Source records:
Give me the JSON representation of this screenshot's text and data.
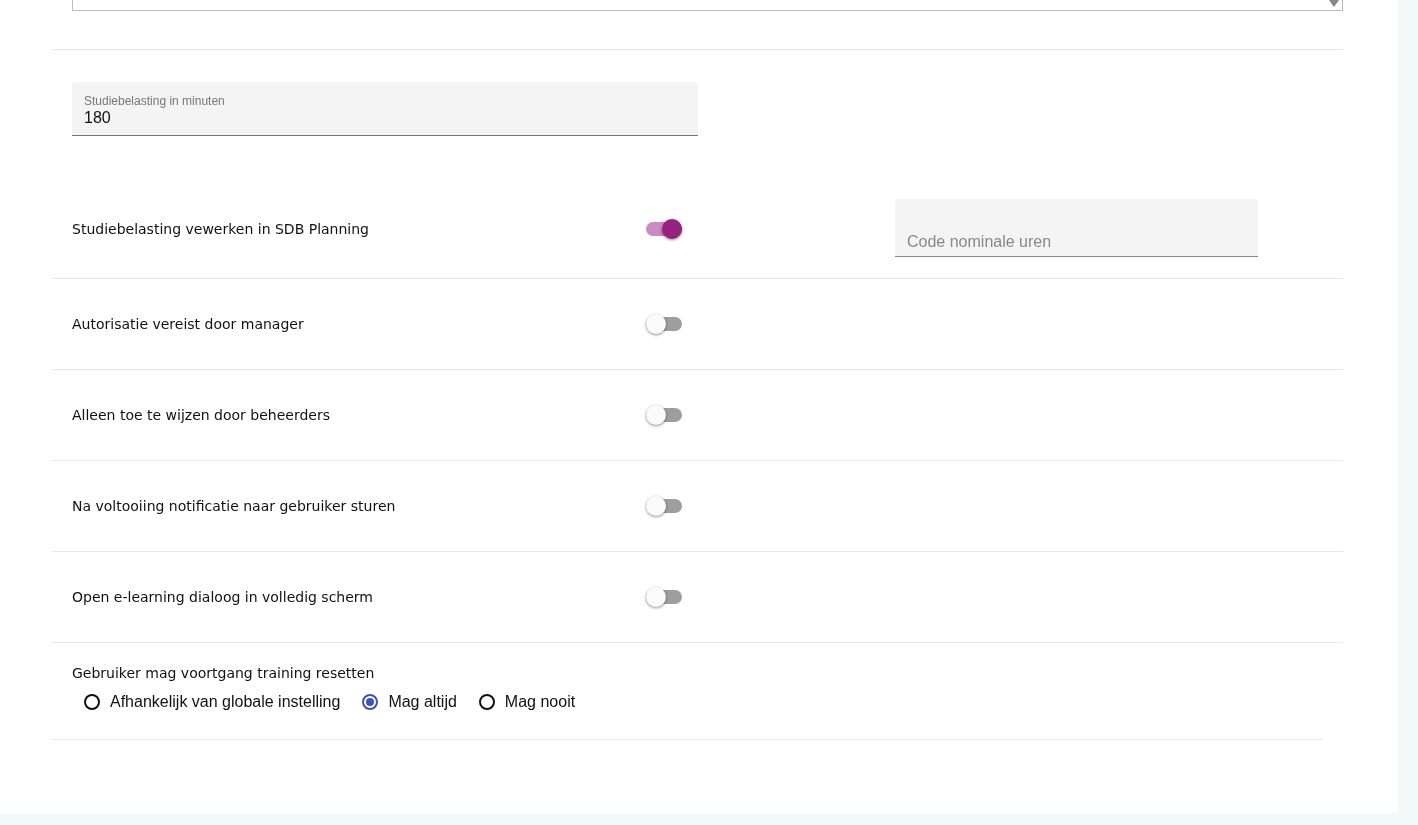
{
  "study_load_field": {
    "label": "Studiebelasting in minuten",
    "value": "180"
  },
  "settings": [
    {
      "label": "Studiebelasting vewerken in SDB Planning",
      "on": true,
      "extra_field": {
        "placeholder": "Code nominale uren"
      }
    },
    {
      "label": "Autorisatie vereist door manager",
      "on": false
    },
    {
      "label": "Alleen toe te wijzen door beheerders",
      "on": false
    },
    {
      "label": "Na voltooiing notificatie naar gebruiker sturen",
      "on": false
    },
    {
      "label": "Open e-learning dialoog in volledig scherm",
      "on": false
    }
  ],
  "reset_option": {
    "label": "Gebruiker mag voortgang training resetten",
    "options": [
      {
        "label": "Afhankelijk van globale instelling",
        "selected": false
      },
      {
        "label": "Mag altijd",
        "selected": true
      },
      {
        "label": "Mag nooit",
        "selected": false
      }
    ]
  }
}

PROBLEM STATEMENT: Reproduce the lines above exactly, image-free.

ANSWER SPACE:
Give me the JSON representation of this screenshot's text and data.
{
  "study_load_field": {
    "label": "Studiebelasting in minuten",
    "value": "180"
  },
  "settings": [
    {
      "label": "Studiebelasting vewerken in SDB Planning",
      "on": true,
      "extra_field": {
        "placeholder": "Code nominale uren"
      }
    },
    {
      "label": "Autorisatie vereist door manager",
      "on": false
    },
    {
      "label": "Alleen toe te wijzen door beheerders",
      "on": false
    },
    {
      "label": "Na voltooiing notificatie naar gebruiker sturen",
      "on": false
    },
    {
      "label": "Open e-learning dialoog in volledig scherm",
      "on": false
    }
  ],
  "reset_option": {
    "label": "Gebruiker mag voortgang training resetten",
    "options": [
      {
        "label": "Afhankelijk van globale instelling",
        "selected": false
      },
      {
        "label": "Mag altijd",
        "selected": true
      },
      {
        "label": "Mag nooit",
        "selected": false
      }
    ]
  }
}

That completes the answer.